_TASK REQUIREMENTS_:
Your response should contain each line of the data that includes "Assays".
[[ PROVIDED ENTRIES, beginning ]]
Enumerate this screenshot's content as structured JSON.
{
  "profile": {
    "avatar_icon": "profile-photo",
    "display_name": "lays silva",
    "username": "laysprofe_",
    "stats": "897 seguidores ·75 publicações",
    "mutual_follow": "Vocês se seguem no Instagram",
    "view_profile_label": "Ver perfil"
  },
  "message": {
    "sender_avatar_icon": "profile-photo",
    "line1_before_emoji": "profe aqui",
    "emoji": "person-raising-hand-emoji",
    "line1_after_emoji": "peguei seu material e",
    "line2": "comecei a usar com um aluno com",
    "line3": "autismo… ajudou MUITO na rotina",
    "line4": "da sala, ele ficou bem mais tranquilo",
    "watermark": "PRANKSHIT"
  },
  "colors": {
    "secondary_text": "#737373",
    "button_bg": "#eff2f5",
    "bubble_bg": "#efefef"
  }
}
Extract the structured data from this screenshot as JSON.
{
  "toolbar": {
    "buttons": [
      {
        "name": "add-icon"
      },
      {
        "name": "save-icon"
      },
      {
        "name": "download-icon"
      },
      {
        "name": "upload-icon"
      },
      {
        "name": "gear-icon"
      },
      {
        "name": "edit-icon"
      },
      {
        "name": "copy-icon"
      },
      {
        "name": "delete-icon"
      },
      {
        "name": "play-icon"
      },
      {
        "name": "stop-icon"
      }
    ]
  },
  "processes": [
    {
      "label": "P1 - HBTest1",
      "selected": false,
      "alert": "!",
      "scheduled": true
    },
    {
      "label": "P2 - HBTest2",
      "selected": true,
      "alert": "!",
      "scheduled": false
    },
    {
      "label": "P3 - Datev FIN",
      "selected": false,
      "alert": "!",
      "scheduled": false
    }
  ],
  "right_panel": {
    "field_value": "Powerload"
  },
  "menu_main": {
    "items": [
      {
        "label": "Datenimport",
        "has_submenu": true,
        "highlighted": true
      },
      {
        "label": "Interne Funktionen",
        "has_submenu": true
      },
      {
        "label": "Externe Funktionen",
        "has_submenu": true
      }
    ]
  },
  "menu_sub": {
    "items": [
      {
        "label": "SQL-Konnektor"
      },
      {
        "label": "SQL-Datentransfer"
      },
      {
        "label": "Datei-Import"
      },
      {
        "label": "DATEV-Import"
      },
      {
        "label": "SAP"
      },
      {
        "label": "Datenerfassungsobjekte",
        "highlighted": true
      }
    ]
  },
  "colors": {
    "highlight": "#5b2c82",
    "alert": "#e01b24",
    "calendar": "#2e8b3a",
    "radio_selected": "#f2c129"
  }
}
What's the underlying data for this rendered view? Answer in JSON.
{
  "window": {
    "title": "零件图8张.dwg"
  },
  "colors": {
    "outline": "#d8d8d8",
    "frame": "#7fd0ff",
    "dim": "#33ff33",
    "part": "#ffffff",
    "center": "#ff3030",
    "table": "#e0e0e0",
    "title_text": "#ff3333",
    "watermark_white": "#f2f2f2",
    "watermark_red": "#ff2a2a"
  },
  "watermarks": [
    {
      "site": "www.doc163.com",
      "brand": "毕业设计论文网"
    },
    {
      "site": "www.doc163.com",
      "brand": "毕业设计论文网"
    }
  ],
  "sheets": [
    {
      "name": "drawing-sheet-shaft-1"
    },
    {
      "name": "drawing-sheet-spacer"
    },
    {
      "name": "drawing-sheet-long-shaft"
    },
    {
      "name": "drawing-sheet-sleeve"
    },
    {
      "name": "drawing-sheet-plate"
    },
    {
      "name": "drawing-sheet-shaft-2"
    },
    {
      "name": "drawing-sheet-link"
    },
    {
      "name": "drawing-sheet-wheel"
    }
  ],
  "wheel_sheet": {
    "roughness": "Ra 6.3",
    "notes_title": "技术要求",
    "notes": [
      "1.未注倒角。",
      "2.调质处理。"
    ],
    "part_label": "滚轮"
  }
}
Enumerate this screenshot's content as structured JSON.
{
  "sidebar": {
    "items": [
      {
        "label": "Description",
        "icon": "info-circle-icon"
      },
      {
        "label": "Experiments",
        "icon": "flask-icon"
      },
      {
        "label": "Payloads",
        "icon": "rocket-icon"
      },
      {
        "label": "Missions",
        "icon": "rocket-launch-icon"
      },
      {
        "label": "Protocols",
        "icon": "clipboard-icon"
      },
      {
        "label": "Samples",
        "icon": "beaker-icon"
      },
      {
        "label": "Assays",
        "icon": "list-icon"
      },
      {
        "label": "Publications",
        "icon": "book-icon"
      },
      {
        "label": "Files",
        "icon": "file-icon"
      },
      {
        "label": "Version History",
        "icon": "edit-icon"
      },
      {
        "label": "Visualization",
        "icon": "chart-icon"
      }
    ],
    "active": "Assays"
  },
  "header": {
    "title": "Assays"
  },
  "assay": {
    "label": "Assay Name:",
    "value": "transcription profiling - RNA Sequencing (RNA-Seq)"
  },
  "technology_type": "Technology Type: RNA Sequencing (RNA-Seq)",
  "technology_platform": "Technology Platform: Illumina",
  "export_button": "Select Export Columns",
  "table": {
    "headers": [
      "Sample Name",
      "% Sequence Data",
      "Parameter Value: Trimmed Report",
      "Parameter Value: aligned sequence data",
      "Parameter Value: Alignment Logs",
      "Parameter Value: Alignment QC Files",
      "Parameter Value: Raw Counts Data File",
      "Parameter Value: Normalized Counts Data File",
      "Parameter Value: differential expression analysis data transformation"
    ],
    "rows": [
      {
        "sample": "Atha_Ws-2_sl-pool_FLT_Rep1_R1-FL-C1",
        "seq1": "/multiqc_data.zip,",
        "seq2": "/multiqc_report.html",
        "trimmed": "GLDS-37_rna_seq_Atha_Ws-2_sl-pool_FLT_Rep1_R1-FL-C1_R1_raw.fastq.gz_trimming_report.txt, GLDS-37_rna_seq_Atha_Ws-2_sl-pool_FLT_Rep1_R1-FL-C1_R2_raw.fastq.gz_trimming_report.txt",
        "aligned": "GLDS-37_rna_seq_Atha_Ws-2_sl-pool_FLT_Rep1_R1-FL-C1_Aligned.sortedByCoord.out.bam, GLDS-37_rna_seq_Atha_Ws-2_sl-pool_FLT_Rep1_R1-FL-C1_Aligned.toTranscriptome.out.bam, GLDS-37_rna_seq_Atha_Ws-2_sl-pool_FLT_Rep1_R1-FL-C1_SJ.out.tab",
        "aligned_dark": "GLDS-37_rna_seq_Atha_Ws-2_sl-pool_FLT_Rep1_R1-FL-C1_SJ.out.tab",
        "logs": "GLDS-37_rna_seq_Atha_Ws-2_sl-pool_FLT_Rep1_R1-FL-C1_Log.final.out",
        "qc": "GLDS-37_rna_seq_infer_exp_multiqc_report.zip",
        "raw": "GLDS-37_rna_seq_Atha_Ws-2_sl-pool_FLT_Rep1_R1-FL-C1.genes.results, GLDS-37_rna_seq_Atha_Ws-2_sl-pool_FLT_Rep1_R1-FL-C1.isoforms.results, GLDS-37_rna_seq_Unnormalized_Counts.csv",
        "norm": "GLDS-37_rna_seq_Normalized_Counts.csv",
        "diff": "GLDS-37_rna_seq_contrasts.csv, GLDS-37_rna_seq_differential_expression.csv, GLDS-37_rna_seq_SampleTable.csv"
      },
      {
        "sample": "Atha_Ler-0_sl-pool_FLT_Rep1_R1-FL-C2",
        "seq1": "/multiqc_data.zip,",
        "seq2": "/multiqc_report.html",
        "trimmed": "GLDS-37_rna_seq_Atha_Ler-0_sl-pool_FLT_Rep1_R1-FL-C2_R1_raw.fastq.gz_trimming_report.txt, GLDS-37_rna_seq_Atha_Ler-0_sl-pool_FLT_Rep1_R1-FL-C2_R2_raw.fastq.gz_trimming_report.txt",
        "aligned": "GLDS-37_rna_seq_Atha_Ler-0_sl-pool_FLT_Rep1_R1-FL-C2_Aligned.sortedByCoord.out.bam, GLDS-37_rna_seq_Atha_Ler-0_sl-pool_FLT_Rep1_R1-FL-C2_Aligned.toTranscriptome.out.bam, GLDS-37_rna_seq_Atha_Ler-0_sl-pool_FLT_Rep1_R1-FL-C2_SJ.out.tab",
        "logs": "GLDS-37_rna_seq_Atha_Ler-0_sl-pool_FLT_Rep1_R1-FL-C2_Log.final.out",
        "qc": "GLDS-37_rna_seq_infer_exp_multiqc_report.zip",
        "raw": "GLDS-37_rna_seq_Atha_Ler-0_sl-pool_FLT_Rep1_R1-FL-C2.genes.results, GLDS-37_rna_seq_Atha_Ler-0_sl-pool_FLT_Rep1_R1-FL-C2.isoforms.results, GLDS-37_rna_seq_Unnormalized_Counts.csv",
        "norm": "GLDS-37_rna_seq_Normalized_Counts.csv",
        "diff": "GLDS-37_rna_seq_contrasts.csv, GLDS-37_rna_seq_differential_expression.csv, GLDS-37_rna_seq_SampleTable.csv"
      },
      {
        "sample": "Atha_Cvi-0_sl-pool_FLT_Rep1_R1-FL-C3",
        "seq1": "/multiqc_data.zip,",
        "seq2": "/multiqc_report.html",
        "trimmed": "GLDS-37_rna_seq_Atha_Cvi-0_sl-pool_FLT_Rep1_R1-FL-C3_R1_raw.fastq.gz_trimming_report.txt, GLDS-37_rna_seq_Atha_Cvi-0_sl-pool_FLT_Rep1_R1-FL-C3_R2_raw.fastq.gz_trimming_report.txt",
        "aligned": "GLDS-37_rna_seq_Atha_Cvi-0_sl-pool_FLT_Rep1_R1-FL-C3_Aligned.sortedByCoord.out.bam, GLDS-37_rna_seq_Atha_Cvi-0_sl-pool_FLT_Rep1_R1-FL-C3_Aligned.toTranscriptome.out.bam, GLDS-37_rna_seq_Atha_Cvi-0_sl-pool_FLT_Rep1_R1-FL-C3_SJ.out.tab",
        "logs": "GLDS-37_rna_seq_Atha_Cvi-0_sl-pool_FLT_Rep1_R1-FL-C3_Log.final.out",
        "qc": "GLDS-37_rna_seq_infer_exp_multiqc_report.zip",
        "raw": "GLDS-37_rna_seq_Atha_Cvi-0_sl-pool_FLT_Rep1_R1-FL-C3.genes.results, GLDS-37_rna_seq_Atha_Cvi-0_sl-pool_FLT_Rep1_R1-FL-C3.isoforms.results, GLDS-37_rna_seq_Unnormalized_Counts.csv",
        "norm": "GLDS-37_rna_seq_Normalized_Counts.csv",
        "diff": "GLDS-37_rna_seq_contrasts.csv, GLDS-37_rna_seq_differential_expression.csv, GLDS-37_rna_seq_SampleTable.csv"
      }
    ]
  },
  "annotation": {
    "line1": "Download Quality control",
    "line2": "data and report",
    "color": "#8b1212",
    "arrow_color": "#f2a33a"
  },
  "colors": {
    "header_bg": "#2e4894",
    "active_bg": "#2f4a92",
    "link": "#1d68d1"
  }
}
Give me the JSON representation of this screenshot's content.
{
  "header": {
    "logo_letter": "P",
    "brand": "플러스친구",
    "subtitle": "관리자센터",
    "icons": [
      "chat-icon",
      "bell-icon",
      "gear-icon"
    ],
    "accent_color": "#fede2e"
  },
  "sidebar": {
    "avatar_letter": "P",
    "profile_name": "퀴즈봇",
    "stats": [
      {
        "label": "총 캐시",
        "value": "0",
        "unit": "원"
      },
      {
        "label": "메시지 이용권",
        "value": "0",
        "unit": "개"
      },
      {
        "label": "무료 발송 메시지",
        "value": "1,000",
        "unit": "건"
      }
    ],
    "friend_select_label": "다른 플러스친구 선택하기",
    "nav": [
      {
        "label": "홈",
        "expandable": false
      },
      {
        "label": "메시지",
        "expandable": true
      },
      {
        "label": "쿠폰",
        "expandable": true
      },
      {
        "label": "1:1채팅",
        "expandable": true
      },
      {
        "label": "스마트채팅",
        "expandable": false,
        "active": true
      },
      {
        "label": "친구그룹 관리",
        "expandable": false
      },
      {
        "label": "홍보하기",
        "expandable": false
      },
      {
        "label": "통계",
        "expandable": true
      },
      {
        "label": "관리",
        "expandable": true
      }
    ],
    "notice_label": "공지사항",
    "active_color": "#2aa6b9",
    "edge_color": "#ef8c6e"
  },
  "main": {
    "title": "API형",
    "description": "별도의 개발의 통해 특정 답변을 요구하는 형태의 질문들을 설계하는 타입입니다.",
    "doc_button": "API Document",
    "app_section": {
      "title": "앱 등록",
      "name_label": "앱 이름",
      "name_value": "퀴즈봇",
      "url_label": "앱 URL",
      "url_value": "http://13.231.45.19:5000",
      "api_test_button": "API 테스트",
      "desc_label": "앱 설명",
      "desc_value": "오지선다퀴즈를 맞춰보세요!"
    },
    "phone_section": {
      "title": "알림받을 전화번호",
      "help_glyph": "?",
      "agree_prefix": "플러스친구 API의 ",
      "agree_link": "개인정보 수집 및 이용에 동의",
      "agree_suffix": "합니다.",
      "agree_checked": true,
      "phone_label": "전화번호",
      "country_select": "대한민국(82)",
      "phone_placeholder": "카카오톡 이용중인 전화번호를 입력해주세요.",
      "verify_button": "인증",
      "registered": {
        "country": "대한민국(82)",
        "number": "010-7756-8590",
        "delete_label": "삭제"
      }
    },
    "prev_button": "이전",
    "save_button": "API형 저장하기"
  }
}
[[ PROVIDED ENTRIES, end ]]
_EXERCISE ANSWER_:
        "label": "Assays",
    "active": "Assays"
    "title": "Assays"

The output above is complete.